▶ [TASK INSTRUCTIONS]:
Check each line of the records below and collect those holding "выше".

[Stored data entries]

--- --- ---

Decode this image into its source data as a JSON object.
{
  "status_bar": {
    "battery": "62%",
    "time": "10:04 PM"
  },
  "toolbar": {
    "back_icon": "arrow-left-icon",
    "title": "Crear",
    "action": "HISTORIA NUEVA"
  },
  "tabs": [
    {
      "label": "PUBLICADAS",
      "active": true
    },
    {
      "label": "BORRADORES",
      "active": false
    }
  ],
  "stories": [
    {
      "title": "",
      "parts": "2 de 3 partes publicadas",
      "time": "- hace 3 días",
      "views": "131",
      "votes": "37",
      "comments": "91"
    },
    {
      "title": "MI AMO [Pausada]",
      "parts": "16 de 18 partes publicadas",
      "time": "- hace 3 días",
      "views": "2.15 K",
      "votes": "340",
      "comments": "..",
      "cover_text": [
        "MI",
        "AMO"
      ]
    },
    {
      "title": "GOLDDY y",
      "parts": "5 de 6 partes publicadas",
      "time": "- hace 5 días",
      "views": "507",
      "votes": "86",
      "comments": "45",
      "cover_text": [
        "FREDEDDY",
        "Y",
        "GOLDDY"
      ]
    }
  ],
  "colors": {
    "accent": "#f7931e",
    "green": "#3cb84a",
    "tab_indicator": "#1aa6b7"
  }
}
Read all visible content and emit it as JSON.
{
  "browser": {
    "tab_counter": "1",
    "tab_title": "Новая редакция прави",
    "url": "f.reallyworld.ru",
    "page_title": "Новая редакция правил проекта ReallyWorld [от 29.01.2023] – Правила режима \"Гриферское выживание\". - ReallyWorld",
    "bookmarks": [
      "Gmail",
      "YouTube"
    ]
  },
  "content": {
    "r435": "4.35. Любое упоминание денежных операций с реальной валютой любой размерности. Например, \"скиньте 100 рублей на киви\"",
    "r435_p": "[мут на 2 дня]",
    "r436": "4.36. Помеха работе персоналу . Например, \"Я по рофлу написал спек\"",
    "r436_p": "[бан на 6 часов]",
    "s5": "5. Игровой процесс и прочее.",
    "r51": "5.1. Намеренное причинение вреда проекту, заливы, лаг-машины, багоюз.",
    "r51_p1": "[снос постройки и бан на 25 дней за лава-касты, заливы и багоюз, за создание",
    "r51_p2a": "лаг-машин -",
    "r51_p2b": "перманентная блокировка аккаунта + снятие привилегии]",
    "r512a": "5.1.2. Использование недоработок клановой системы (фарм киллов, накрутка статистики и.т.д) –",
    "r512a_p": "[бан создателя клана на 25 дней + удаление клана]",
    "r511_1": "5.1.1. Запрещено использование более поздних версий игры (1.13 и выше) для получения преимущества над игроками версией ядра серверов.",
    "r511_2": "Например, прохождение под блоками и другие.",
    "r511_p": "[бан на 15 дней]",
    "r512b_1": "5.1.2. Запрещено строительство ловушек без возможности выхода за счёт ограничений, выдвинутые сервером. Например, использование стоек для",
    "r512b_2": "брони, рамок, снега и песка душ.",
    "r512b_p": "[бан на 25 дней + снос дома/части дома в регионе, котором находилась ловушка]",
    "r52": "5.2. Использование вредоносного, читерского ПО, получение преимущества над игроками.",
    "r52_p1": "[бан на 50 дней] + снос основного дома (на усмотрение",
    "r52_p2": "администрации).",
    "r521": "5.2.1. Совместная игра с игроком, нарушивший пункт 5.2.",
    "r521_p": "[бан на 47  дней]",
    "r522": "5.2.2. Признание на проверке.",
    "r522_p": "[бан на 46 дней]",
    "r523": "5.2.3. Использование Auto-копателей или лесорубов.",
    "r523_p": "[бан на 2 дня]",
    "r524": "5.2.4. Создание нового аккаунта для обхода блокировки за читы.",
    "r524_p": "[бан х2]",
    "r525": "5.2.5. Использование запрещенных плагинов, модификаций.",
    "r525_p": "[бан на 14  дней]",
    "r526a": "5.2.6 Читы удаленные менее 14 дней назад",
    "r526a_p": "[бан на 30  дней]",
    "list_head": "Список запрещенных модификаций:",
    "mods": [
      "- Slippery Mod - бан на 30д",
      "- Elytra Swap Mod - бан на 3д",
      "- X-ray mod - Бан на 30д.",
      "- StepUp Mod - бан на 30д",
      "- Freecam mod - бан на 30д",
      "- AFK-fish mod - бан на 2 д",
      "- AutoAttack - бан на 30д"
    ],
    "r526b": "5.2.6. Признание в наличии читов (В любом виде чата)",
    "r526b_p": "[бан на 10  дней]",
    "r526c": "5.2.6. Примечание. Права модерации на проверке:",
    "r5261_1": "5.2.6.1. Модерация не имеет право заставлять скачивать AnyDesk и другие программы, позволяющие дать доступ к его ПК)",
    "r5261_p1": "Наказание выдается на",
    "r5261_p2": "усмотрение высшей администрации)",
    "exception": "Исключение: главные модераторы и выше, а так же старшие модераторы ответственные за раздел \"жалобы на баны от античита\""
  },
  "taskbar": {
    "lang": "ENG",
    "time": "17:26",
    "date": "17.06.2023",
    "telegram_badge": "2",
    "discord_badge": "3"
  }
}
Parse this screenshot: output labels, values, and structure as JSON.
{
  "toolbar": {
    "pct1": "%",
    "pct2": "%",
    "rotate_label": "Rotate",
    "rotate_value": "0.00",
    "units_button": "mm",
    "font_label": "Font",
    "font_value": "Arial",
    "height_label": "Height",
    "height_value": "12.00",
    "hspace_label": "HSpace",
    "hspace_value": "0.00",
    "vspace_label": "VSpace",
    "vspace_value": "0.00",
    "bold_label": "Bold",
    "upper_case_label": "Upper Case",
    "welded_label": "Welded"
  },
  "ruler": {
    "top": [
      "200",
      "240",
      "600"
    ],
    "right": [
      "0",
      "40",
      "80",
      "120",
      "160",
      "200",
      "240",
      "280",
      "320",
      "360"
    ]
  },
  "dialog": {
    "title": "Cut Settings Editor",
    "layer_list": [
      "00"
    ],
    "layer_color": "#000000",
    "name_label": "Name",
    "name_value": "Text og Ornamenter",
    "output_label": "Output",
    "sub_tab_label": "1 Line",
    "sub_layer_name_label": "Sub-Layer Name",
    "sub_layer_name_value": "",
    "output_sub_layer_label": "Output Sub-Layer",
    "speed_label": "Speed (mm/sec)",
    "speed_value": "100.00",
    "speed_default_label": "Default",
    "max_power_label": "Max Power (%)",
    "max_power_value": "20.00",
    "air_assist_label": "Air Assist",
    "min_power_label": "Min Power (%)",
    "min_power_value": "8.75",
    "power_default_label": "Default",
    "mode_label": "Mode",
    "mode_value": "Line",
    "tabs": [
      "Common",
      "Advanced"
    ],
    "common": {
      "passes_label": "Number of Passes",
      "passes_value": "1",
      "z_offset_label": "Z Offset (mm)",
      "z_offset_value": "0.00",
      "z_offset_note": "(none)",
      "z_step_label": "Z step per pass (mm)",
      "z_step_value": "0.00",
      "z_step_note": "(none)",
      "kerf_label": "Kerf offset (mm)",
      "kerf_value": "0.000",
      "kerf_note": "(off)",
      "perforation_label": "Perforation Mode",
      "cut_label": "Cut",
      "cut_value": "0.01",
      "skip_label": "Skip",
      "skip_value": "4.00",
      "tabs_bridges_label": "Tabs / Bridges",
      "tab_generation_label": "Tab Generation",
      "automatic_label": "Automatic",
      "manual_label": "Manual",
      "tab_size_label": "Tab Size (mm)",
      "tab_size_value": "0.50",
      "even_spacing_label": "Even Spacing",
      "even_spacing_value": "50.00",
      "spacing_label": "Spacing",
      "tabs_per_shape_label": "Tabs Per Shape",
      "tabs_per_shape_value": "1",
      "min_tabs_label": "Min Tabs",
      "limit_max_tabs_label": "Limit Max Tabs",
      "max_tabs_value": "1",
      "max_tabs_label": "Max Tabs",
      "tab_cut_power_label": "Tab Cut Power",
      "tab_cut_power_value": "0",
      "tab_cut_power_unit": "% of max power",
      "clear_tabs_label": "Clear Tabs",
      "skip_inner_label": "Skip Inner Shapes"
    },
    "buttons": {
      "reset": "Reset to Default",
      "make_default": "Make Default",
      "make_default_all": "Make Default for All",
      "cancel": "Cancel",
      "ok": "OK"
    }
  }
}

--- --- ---

▶ [EXERCISE RESULT]:
    "r511_1": "5.1.1. Запрещено использование более поздних версий игры (1.13 и выше) для получения преимущества над игроками версией ядра серверов.",
    "exception": "Исключение: главные модераторы и выше, а так же старшие модераторы ответственные за раздел \"жалобы на баны от античита\""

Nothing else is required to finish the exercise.